When people ask me if I’m a Buddhist, I try so hard to not cringe. God I hate labels so much. Even if the vast majority of my practice lands within a Buddhist label, I simply can’t accept being categorized and to limit me to one path is like caging a wild beast.
I often really struggle with what to say, how to define what is totally personal, unconventional and without many boundaries.
I once heard someone asked a similar question and they responded, “I’m a student of whatever I see grace within”.
I came across this forward to a book I’m reading ( Indie Spiritualist, A no bullshit exploration of spirituality by Chris Grosso ) and it just so happens to be from a guy I love, Noah Levine. His description of his spirituality is just beautiful to me:

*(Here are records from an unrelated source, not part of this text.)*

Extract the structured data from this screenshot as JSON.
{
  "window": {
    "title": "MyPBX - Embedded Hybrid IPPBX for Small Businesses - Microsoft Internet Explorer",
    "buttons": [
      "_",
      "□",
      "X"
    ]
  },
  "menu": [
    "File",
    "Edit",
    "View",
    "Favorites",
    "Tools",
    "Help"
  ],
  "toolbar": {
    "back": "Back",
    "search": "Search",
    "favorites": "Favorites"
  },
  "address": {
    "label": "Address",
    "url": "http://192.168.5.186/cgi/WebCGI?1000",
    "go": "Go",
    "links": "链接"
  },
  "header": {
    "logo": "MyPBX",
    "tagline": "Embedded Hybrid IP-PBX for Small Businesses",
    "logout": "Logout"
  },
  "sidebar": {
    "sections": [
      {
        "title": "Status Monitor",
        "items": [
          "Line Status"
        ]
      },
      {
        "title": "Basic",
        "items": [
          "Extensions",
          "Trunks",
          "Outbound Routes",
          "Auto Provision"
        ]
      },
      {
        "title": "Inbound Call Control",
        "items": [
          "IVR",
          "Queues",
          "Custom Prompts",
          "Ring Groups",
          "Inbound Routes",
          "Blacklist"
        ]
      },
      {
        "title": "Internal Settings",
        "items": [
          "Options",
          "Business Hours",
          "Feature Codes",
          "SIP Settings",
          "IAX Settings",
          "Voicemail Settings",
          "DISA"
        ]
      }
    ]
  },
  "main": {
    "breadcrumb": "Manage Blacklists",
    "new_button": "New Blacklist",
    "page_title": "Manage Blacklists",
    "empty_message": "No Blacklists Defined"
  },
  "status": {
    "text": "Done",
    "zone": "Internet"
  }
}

“All beings have taken birth to experience healing and freedom from suffering. This is the universal and undeniable truth. We wander through the realms of existence, states of mind, cultural conditions, and generations, seeking a reliable refuge. Some find comfort in religion; some find comfort in material success. But neither religion nor material success offers a reliable shelter. The Buddha referred to both religion and materialism as “dead ends”. He found a path that led between these two extremes, the “middle path”, the path of awakening and healing, a personal path that has little do to do with religiosity or materialism. The healing we took birth for is attained by those who reject the norms, reject the world’s false promises of pleasure-based happiness. It is not by reliance on external conditions, but by becoming independently committed to truth, kindness, compassion, and wisdom that we find what we have always been seeking. The Buddha was an “indie spiritualist”; he walked away from the spiritual and religious circles of his time and found his own path. The Buddha urged his students to reject all blind faith and cultural traditions based on what was written, spoken or believed by others. He encouraged personal and independent investigation of spiritual matters. He basically said “Try it for yourself and trust your own direct experience. if the path you are on leads to suffering and confusion, abandon it. If the path you are on leads to freedom and well-being, follow it to the end”. Later my teachers have summed this up as “Don’t become a Buddhist, become a buddha”
As I read this I couldn’t stop thinking of my dear friend a rebel Buddhist monk, Bhante San. He lives this teaching more fully than anyone I have ever known.